Right now your team is building a new business model from the ground up, cherry-picking the best ideas and steering clear of any that could be seen as tired or irrelevant.
So when it comes to forming a customer service strategy, it’s worth reevaluating the need for a contact center. After all, the idea of the contact center as we know it was born during a time when the telephone was the only way of reaching a live agent. Now, the majority of customers simply take to the Web when they have a question about a brand.
You may be surprised to learn, though, that the contact center is still one of the most important parts of the enterprise and will continue to be over the next several years. In fact, according to Technavio, the global contact center market will continue growing at a CAGR of over 9 percent between now and 2019, at which time it will be valued at $9.7 billion.
As these statistics show, the contact center is far from obsolete.
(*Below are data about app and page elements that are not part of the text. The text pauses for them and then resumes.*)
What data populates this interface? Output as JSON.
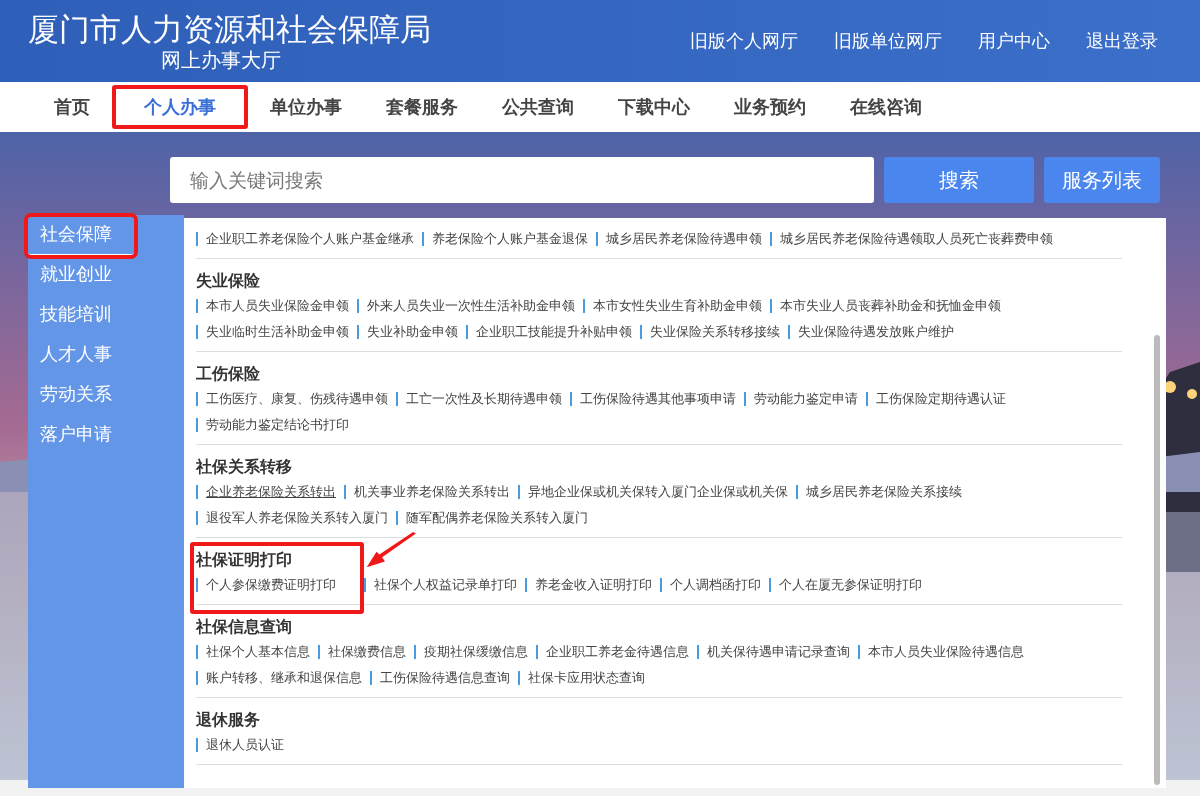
{
  "header": {
    "title": "厦门市人力资源和社会保障局",
    "subtitle": "网上办事大厅",
    "links": [
      "旧版个人网厅",
      "旧版单位网厅",
      "用户中心",
      "退出登录"
    ]
  },
  "nav": [
    {
      "label": "首页",
      "selected": false,
      "callout": false
    },
    {
      "label": "个人办事",
      "selected": true,
      "callout": true
    },
    {
      "label": "单位办事",
      "selected": false,
      "callout": false
    },
    {
      "label": "套餐服务",
      "selected": false,
      "callout": false
    },
    {
      "label": "公共查询",
      "selected": false,
      "callout": false
    },
    {
      "label": "下载中心",
      "selected": false,
      "callout": false
    },
    {
      "label": "业务预约",
      "selected": false,
      "callout": false
    },
    {
      "label": "在线咨询",
      "selected": false,
      "callout": false
    }
  ],
  "search": {
    "placeholder": "输入关键词搜索",
    "button": "搜索",
    "list_button": "服务列表"
  },
  "sidebar": [
    {
      "label": "社会保障",
      "selected": true,
      "callout": true
    },
    {
      "label": "就业创业",
      "selected": false,
      "callout": false
    },
    {
      "label": "技能培训",
      "selected": false,
      "callout": false
    },
    {
      "label": "人才人事",
      "selected": false,
      "callout": false
    },
    {
      "label": "劳动关系",
      "selected": false,
      "callout": false
    },
    {
      "label": "落户申请",
      "selected": false,
      "callout": false
    }
  ],
  "sections": [
    {
      "callout": false,
      "lines": [
        {
          "links": [
            {
              "text": "企业职工养老保险个人账户基金继承",
              "underlined": false
            },
            {
              "text": "养老保险个人账户基金退保",
              "underlined": false
            },
            {
              "text": "城乡居民养老保险待遇申领",
              "underlined": false
            },
            {
              "text": "城乡居民养老保险待遇领取人员死亡丧葬费申领",
              "underlined": false
            }
          ]
        }
      ]
    },
    {
      "title": "失业保险",
      "callout": false,
      "lines": [
        {
          "links": [
            {
              "text": "本市人员失业保险金申领",
              "underlined": false
            },
            {
              "text": "外来人员失业一次性生活补助金申领",
              "underlined": false
            },
            {
              "text": "本市女性失业生育补助金申领",
              "underlined": false
            },
            {
              "text": "本市失业人员丧葬补助金和抚恤金申领",
              "underlined": false
            }
          ]
        },
        {
          "links": [
            {
              "text": "失业临时生活补助金申领",
              "underlined": false
            },
            {
              "text": "失业补助金申领",
              "underlined": false
            },
            {
              "text": "企业职工技能提升补贴申领",
              "underlined": false
            },
            {
              "text": "失业保险关系转移接续",
              "underlined": false
            },
            {
              "text": "失业保险待遇发放账户维护",
              "underlined": false
            }
          ]
        }
      ]
    },
    {
      "title": "工伤保险",
      "callout": false,
      "lines": [
        {
          "links": [
            {
              "text": "工伤医疗、康复、伤残待遇申领",
              "underlined": false
            },
            {
              "text": "工亡一次性及长期待遇申领",
              "underlined": false
            },
            {
              "text": "工伤保险待遇其他事项申请",
              "underlined": false
            },
            {
              "text": "劳动能力鉴定申请",
              "underlined": false
            },
            {
              "text": "工伤保险定期待遇认证",
              "underlined": false
            }
          ]
        },
        {
          "links": [
            {
              "text": "劳动能力鉴定结论书打印",
              "underlined": false
            }
          ]
        }
      ]
    },
    {
      "title": "社保关系转移",
      "callout": false,
      "lines": [
        {
          "links": [
            {
              "text": "企业养老保险关系转出",
              "underlined": true
            },
            {
              "text": "机关事业养老保险关系转出",
              "underlined": false
            },
            {
              "text": "异地企业保或机关保转入厦门企业保或机关保",
              "underlined": false
            },
            {
              "text": "城乡居民养老保险关系接续",
              "underlined": false
            }
          ]
        },
        {
          "links": [
            {
              "text": "退役军人养老保险关系转入厦门",
              "underlined": false
            },
            {
              "text": "随军配偶养老保险关系转入厦门",
              "underlined": false
            }
          ]
        }
      ]
    },
    {
      "title": "社保证明打印",
      "callout": true,
      "lines": [
        {
          "links": [
            {
              "text": "个人参保缴费证明打印",
              "underlined": false
            },
            {
              "text": "社保个人权益记录单打印",
              "underlined": false
            },
            {
              "text": "养老金收入证明打印",
              "underlined": false
            },
            {
              "text": "个人调档函打印",
              "underlined": false
            },
            {
              "text": "个人在厦无参保证明打印",
              "underlined": false
            }
          ]
        }
      ]
    },
    {
      "title": "社保信息查询",
      "callout": false,
      "lines": [
        {
          "links": [
            {
              "text": "社保个人基本信息",
              "underlined": false
            },
            {
              "text": "社保缴费信息",
              "underlined": false
            },
            {
              "text": "疫期社保缓缴信息",
              "underlined": false
            },
            {
              "text": "企业职工养老金待遇信息",
              "underlined": false
            },
            {
              "text": "机关保待遇申请记录查询",
              "underlined": false
            },
            {
              "text": "本市人员失业保险待遇信息",
              "underlined": false
            }
          ]
        },
        {
          "links": [
            {
              "text": "账户转移、继承和退保信息",
              "underlined": false
            },
            {
              "text": "工伤保险待遇信息查询",
              "underlined": false
            },
            {
              "text": "社保卡应用状态查询",
              "underlined": false
            }
          ]
        }
      ]
    },
    {
      "title": "退休服务",
      "callout": false,
      "lines": [
        {
          "links": [
            {
              "text": "退休人员认证",
              "underlined": false
            }
          ]
        }
      ]
    }
  ]
}
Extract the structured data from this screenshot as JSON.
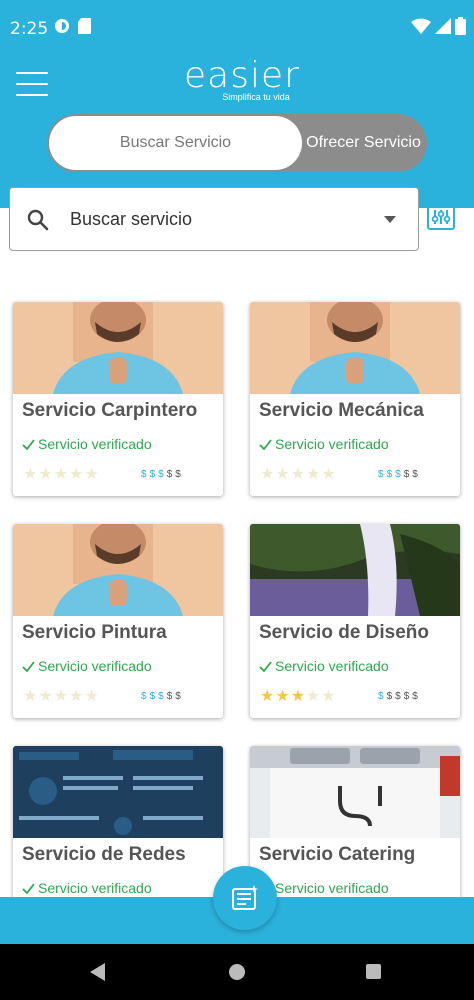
{
  "status": {
    "time": "2:25"
  },
  "header": {
    "logo": "easier",
    "tagline": "Simplifica tu vida"
  },
  "toggle": {
    "active": "Buscar Servicio",
    "inactive": "Ofrecer Servicio"
  },
  "search": {
    "placeholder": "Buscar servicio"
  },
  "colors": {
    "brand": "#2bb2dc",
    "verified": "#2fa84f",
    "star": "#f6c744"
  },
  "cards": [
    {
      "title": "Servicio Carpintero",
      "verified": "Servicio verificado",
      "rating": 0,
      "price_level": 3,
      "price_symbols": "$$$$$",
      "image": "smiling-man-thumbs-up"
    },
    {
      "title": "Servicio Mecánica",
      "verified": "Servicio verificado",
      "rating": 0,
      "price_level": 3,
      "price_symbols": "$$$$$",
      "image": "smiling-man-thumbs-up"
    },
    {
      "title": "Servicio Pintura",
      "verified": "Servicio verificado",
      "rating": 0,
      "price_level": 3,
      "price_symbols": "$$$$$",
      "image": "smiling-man-thumbs-up"
    },
    {
      "title": "Servicio de Diseño",
      "verified": "Servicio verificado",
      "rating": 3,
      "price_level": 1,
      "price_symbols": "$$$$$",
      "image": "waterfall"
    },
    {
      "title": "Servicio de Redes",
      "verified": "Servicio verificado",
      "rating": 0,
      "price_level": 0,
      "price_symbols": "$$$$$",
      "image": "infographic"
    },
    {
      "title": "Servicio Catering",
      "verified": "Servicio verificado",
      "rating": 0,
      "price_level": 0,
      "price_symbols": "$$$$$",
      "image": "kitchen-sink"
    }
  ]
}
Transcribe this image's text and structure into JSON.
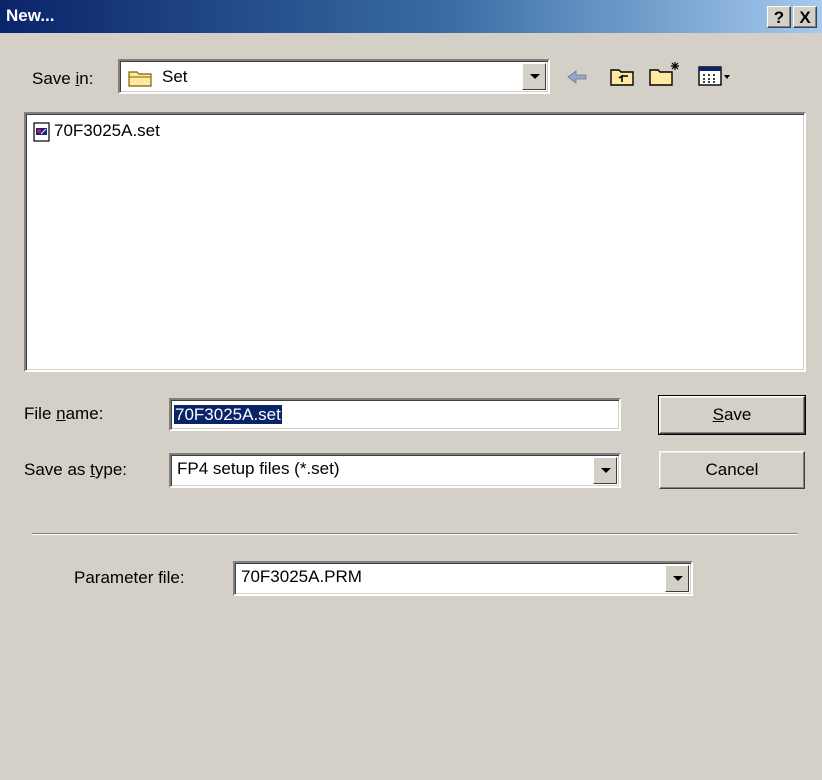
{
  "window": {
    "title": "New...",
    "help_label": "?",
    "close_label": "X"
  },
  "toolbar": {
    "save_in_label_pre": "Save ",
    "save_in_label_key": "i",
    "save_in_label_post": "n:",
    "save_in_value": "Set",
    "icons": [
      "back-icon",
      "up-folder-icon",
      "new-folder-icon",
      "view-menu-icon"
    ]
  },
  "file_list": {
    "items": [
      {
        "name": "70F3025A.set",
        "icon": "setup-file-icon"
      }
    ]
  },
  "file_name": {
    "label_pre": "File ",
    "label_key": "n",
    "label_post": "ame:",
    "value": "70F3025A.set"
  },
  "save_as_type": {
    "label_pre": "Save as ",
    "label_key": "t",
    "label_post": "ype:",
    "value": "FP4 setup files (*.set)"
  },
  "buttons": {
    "save_key": "S",
    "save_rest": "ave",
    "cancel": "Cancel"
  },
  "parameter": {
    "label": "Parameter file:",
    "value": "70F3025A.PRM"
  },
  "colors": {
    "titlebar_start": "#0a246a",
    "titlebar_end": "#a6caf0",
    "dialog_bg": "#d4d0c8",
    "selection": "#0a246a"
  }
}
In fact, it’s playing a bigger role than ever before in helping businesses to provide great customer service. This is largely because, while self-service technologies are increasing in popularity, they have not and will not replace live agents. Self-service is just one part of a robust, multichannel customer service strategy.
What has changed, however, is the way that contact centers procure their network services. In the past, contact centers were primarily in-house, which meant having to procure your own network and software. Now, businesses can access first-class contact center services through the cloud at a far lower price.
Bright Pattern is one company that offers blended multichannel contact center software. For more information about Bright Pattern, click here.